Narrativism - Lastly, Story Now attempts to use the elements of exploration to create an engaging story that addresses a "premise" to produce theme. Premise here is defined in accordance with Lajos Egri's The Art of Dramatic Writing and is usually framed as a statement (Friends are worth dying for) or a question (Are friends worth dying for?). In narrativist play, most or all of the decisions made by the players will reflect on the premise, proposing answers to the question.
Personally, I think there is some awkward overlap between areas of the Big Model and the layers encompassing one another aren't as cut and dried as it would imply. Social contract deals with the real world issues of players interacting with each other, Exploration deals with the interface between the real world and the fiction, Technique deals with the interface between the game system and the fiction, Ephemera deals with the interface between players and the system. Creative Agenda has links to many things, but adherents to the Big Model have a nasty tendency to claim it is the be all and end all of roleplaying. I know I thought this initially until I started opening my perceptions to the critiques of the theory (informed or otherwise).
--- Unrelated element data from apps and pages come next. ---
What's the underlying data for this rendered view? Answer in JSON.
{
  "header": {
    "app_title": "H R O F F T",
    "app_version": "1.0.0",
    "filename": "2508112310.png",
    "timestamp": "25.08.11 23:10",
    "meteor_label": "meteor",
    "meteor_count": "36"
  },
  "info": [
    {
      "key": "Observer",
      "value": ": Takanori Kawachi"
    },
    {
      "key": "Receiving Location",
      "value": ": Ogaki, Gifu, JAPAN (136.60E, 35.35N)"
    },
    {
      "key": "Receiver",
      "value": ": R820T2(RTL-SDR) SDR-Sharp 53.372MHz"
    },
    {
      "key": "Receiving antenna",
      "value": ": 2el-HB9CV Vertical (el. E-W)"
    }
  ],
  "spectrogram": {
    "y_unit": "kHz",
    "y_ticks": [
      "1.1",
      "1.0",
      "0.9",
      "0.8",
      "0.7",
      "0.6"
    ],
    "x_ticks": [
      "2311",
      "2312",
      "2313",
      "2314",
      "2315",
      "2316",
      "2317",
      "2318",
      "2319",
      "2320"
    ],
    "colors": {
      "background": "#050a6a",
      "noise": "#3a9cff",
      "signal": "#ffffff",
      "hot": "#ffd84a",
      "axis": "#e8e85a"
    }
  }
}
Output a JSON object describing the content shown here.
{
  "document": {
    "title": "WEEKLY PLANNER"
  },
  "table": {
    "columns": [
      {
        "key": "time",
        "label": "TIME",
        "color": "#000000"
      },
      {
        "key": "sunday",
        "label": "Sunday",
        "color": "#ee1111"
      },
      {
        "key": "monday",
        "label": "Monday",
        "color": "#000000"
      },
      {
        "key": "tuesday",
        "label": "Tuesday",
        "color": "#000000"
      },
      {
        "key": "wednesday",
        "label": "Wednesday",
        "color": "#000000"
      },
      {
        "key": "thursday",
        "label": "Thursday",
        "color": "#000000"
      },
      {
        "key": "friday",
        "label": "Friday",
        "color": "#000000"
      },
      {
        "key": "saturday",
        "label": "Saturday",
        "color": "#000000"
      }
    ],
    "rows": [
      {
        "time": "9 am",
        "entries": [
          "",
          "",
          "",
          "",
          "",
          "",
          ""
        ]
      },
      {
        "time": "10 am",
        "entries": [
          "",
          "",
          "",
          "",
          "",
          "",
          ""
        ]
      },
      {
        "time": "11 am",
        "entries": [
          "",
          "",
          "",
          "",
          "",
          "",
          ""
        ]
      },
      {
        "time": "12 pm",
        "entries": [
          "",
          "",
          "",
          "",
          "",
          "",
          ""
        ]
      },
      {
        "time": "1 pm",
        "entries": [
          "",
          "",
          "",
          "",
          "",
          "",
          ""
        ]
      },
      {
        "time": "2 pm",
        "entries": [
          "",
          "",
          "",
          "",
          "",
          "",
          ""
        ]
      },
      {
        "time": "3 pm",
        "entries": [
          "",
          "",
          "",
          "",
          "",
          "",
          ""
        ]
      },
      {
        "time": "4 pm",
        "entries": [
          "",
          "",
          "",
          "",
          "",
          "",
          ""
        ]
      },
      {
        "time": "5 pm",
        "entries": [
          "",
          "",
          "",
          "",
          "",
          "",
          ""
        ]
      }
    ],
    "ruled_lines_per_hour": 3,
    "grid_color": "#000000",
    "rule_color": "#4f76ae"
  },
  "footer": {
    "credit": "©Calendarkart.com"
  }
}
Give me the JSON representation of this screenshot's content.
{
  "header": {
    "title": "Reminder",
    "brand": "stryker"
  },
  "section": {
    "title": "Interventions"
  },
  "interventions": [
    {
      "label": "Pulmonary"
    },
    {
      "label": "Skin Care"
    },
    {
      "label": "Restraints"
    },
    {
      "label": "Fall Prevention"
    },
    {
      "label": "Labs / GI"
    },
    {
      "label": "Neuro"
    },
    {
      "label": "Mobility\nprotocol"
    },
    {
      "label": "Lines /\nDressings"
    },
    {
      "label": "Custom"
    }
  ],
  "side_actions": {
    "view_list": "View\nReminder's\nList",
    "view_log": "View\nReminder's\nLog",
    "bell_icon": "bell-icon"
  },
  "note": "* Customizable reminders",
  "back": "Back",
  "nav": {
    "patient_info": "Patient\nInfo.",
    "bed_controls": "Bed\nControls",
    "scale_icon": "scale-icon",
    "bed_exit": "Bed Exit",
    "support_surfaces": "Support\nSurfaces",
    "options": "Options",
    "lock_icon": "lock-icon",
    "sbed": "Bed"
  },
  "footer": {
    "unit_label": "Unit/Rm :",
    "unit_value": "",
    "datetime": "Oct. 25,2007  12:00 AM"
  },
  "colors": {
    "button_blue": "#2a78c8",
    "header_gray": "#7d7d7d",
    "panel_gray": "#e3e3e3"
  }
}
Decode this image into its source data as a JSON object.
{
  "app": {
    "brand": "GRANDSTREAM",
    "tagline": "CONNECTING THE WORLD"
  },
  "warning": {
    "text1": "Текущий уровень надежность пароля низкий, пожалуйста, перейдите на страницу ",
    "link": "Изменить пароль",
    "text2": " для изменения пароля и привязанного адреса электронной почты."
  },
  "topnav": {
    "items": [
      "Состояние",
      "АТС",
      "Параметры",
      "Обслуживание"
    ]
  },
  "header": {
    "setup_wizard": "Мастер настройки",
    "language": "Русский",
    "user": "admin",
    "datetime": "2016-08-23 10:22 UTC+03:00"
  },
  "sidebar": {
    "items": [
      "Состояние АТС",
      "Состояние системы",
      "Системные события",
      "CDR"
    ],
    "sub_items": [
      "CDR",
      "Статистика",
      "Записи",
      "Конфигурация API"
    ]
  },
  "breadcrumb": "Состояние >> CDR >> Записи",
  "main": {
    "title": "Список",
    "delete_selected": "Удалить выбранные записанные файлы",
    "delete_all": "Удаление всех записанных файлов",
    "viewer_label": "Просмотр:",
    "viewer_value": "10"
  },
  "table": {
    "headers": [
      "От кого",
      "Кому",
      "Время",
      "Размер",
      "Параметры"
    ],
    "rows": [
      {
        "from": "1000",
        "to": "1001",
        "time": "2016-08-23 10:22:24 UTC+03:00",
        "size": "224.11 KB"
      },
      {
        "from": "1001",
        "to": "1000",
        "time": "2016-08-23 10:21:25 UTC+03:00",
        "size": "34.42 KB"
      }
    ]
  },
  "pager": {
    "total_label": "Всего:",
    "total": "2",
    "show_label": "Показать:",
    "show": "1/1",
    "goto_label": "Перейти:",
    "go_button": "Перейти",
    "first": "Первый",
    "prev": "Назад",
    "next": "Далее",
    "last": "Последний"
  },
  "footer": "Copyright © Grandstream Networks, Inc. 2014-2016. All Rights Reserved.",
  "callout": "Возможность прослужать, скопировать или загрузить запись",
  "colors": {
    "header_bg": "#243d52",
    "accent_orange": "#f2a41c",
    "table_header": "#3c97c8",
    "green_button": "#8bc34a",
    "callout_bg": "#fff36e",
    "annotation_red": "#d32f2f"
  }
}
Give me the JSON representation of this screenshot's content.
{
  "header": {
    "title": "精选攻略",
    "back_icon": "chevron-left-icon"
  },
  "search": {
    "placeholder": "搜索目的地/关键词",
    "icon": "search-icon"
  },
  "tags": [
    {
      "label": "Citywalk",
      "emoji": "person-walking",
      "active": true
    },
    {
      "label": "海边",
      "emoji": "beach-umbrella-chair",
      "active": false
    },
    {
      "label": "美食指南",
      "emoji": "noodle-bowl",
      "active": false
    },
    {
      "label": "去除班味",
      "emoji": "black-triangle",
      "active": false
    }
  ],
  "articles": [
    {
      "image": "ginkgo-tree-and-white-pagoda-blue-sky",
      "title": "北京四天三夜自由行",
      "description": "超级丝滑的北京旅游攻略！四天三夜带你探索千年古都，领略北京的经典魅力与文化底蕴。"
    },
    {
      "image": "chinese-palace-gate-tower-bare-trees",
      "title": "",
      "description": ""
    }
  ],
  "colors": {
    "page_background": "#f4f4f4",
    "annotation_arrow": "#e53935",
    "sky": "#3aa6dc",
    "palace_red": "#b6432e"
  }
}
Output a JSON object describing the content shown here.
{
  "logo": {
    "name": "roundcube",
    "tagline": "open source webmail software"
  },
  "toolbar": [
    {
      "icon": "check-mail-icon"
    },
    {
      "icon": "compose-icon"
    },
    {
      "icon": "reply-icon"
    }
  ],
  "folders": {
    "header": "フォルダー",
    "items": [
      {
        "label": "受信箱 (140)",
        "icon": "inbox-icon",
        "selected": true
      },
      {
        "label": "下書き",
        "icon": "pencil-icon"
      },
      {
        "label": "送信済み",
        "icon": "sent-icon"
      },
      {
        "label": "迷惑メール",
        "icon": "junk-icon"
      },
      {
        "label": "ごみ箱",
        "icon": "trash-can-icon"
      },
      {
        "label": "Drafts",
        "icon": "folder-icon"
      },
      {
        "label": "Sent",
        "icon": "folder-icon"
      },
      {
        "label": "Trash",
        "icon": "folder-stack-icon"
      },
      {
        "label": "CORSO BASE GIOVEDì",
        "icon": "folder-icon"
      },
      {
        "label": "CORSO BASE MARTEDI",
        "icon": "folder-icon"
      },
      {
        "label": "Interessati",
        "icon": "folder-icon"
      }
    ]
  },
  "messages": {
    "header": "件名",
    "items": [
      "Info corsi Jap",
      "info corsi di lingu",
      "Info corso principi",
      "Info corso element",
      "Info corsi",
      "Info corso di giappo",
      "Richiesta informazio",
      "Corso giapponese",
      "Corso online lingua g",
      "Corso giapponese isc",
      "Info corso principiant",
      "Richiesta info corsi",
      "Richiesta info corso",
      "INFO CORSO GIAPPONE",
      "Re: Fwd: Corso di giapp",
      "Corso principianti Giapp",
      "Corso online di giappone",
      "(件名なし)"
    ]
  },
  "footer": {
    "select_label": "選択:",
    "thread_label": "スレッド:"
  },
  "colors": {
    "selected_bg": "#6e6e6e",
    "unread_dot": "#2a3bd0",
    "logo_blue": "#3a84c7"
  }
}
Don't get me wrong, the GNS Theory and the Big Model can teach us about roleplaying; but like any theory, you need to understand where it's coming from and you need to weigh it in comparison with the other theories and the practices of the real world.
Another theory about roleplaying was developed by Vincent Baker 5 years ago (at the time of writing this blog entry). This is probably more of a precursor to Vector Theory because it divides the forces in a game into three groups...the players, the system mechanisms and the ongoing narrative.
Vincent divides the three groups into a line...
...then he draws arrows between them to explain how certain things occur within the game.
When do the players take control? At this moment, do they take control of the narrative or the mechanisms?
When do the mechanisms take control? Do these mechanisms have an impact on the narrative? Do they impact the way players make decisions in the session?
When does the narrative take control? Does the narrative make an impact on the players (emotionally or intellectually)? Or does it make an impact on the way the mechanisms work in this part of the session?
Each of these questions is really important. And for that reason I'd actually change Vincent's diagram from a line to a triangle, with each of the ideograms on a single corner.
But how does this apply to Vector Theory?
At it's simplest level, I realised that Vector Theory creates a series of tools to analyse how a roleplaying session plays out...the choices that have been made, the choices that might yet come, and the way those choices are made at the moment of decision. This can be applied to the creation of scenarios by examining the choices provided by the GM. It can be applied to the development of a roleplaying game by examining the choices provided by the system. It can be applied to the way the story impacts the narrative and vice versa.
What it doesn't handle very well is the psychological ramifications of play (Even though it makes sense in the story, and everyone else wants me to do it...If I kill Fiona's character, she probably won't talk to me for a week). This is a function of social contract, something that exists around the outer shell of the Big Model, and something that I might need to consider for Vector Theory.
We know that many systems allow a player to place a mirror, filter or other component in a Narraton's path, by why do they do it?
The best I can offer at this stage is to look at why a designer might have added this option for the player. That's where the metagame layer the Vector Theory will function; On observance of the options for how and why components might be placed in the way of a Narraton.
Still needs a lot of thought...